How Digital Transformation Is Rewriting Business Models
By Ginger Shimp
Everybody knows someone who has a stack of 3½-inch floppies in a desk drawer “just in case we may need them someday.” While that might be amusing, the truth is that relatively few people are confident that they’re making satisfactory progress on their digital journey. The boundaries between the digital and physical worlds continue to blur — with profound implications for the way we do business. Virtually every industry and every enterprise feels the effects of this ongoing digital transformation, whether from its own initiative or due to pressure from competitors.
What is digital transformation? It’s the wholesale reimagining and reinvention of how businesses operate, enabled by today’s advanced technology.
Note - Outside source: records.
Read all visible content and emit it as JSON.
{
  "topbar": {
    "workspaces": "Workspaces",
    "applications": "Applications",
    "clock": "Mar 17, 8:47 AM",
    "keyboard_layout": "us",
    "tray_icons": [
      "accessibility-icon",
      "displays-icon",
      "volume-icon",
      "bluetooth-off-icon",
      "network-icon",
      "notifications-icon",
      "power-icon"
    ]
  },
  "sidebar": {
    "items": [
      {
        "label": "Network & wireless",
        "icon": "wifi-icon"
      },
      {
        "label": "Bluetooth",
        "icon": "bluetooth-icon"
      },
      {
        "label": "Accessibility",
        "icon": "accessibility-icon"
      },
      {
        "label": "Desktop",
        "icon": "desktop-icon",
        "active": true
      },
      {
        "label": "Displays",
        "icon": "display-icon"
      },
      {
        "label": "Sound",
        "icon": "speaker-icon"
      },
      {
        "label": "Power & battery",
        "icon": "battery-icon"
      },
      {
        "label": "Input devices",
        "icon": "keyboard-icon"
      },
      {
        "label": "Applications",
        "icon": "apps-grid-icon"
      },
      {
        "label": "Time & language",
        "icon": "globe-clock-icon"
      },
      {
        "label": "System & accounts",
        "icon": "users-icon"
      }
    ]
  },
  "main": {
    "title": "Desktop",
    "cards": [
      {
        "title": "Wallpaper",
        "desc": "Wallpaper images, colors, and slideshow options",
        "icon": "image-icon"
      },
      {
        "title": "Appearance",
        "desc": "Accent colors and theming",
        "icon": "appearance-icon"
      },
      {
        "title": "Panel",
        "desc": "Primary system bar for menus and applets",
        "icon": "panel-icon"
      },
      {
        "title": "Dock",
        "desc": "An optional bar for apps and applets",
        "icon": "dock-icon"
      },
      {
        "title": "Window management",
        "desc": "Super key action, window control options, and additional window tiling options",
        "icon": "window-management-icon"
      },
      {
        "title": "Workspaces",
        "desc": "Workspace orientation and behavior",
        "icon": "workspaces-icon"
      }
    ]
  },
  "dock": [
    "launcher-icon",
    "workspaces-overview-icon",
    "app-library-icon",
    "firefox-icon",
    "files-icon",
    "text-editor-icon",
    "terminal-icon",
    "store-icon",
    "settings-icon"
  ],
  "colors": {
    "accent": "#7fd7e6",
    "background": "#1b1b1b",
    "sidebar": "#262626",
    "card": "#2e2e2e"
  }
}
Businesses have always changed with the times, but the confluence of technologies such as mobile, cloud, social, and Big Data analytics has accelerated the pace at which today’s businesses are evolving — and the degree to which they transform the way they innovate, operate, and serve customers.
The process of digital transformation began decades ago. Think back to how word processing fundamentally changed the way we write, or how email transformed the way we communicate. However, the scale of transformation currently underway is drastically more significant, with dramatically higher stakes. For some businesses, digital transformation is a disruptive force that leaves them playing catch-up. For others, it opens to door to unparalleled opportunities.
Upending traditional business models
To understand how the businesses that embrace digital transformation can ultimately benefit, it helps to look at the changes in business models currently in process.
Some of the more prominent examples include:
- A focus on outcome-based models — Open the door to business value to customers as determined by the outcome or impact on the customer’s business.
- Expansion into new industries and markets — Extend the business’ reach virtually anywhere — beyond strictly defined customer demographics, physical locations, and traditional market segments.
- Pervasive digitization of products and services — Accelerate the way products and services are conceived, designed, and delivered with no barriers between customers and the businesses that serve them.
- Ecosystem competition — Create a more compelling value proposition in new markets through connections with other companies to enhance the value available to the customer.
- Access a shared economy — Realize more value from underutilized sources by extending access to other business entities and customers — with the ability to access the resources of others.
- Realize value from digital platforms — Monetize the inherent, previously untapped value of customer relationships to improve customer experiences, collaborate more effectively with partners, and drive ongoing innovation in products and services,
In other words, the time-tested assumptions about how to identify customers, develop and market products and services, and manage organizations may no longer apply. Every aspect of business operations — from forecasting demand to sourcing materials to recruiting and training staff to balancing the books — is subject to this wave of reinvention.
The question is not if, but when
These new models aren’t predictions of what could happen. They’re already realities for innovative, fast-moving companies across the globe. In this environment, playing the role of late adopter can Go to the full article.